Hilliard's Fourth of July parade promises to be safer this year, thanks to a policy change involving candy. And, with the help of an all-encompassing theme and a float-building workshop, participation is expected to increase.

Hilliard's Fourth of July parade promises to be safer this year, thanks to a policy change involving candy. And, with the help of an all-encompassing theme and a float-building workshop, participation is expected to increase.

Following the trend of many communities in recent years, candy will no longer be thrown from parade floats.

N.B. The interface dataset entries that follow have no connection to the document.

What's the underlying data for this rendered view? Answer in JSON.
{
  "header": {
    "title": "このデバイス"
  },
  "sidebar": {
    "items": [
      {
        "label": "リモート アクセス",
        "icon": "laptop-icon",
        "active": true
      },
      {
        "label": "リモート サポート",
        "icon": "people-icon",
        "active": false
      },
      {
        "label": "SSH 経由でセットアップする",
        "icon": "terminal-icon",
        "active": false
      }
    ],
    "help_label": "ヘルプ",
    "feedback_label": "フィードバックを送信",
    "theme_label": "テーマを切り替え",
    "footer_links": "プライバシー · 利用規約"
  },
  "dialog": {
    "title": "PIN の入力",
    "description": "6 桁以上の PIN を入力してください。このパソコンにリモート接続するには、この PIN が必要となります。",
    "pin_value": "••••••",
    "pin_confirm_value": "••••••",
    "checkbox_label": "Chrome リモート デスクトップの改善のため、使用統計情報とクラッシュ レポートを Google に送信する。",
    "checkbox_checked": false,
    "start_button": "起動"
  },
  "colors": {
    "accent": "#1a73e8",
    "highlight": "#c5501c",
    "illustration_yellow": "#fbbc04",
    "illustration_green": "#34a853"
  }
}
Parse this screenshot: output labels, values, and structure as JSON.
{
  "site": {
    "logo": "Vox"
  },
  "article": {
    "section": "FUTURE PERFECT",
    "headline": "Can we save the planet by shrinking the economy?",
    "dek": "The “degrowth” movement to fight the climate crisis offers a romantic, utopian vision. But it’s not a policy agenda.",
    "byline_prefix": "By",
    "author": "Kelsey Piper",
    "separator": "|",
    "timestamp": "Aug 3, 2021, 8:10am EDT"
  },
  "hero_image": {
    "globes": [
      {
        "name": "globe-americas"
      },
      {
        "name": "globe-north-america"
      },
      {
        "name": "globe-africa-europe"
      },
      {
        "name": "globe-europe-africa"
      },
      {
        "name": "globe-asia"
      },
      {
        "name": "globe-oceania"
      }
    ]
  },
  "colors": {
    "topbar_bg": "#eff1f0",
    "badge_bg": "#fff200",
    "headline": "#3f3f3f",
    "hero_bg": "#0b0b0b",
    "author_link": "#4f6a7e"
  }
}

Last year, a girl was injured when her foot was run over by a float during the parade.

This year, people who are walking with the floats can hand out candy and other items instead of tossing it out along the parade route.

With construction on the Triangle Project complete, the parade will start at the fairgrounds and go to Norwich Street, turn right on Cemetery Road, go through the roundabout and end at Municipal Park.

A contest was held for sixth-graders in the school district to select a parade theme. The winning entry, "Hilliard Past, Present, Future," was the idea of Tharp student Kelsey Rader. On March 23, Rader won a $25 savings bond and a pizza party for her class,. She will also get to ride in the parade.

More people may be riding in the parade, too.

A float-building workshop was given by Destination Hilliard on March 1, drawing 31 people from nonprofit groups, businesses, churches and neighborhood organizations. They received advice on how to build floats with materials like cardboard and Styrofoam.

"The groups were very pleasantly surprised at all the tips that they received, all the different techniques that you could do on a very limited budget," said Christy Clark, Destination Hilliard's executive director. "It was very practical, hands-on experience."

Parade marshal Jerry Baum said he hopes the workshop will attract more floats.

"Years ago, we had 16-18 floats, and it slowly dwindled away because of too many activities people have to do. They don't have time to build a float," Baum said.

Baum has been in charge of Hilliard's Fourth of July parade for 50 years.

"Way back that many years ago ... the guy that was the parade marshal left town on the third, and I was his assistant," Baum said. "I just took over that day and have been doing it ever since."

The Recreation and Parks Department handles the rest of the holiday festivities, with games, food, music and fireworks in the Municipal Park. Director Steve Mazer said he appreciates Baum's help.

"I don't mean to sound corny, but that's kind of the beauty of this town," Mazer said. "Jerry knows what he's doing and he does a great job."

According to a Destination Hilliard survey, the Fourth of July parade was the city's most popular event.

"One of the things that people who participated in this survey said was that they wanted more floats in the Fourth of July parade," Clark said.

Anyone interesting in entering a float in Hilliard's Fourth of July parade, or who wants float-building regulations and information, may email Clark at cclark@destinationhilliard.com.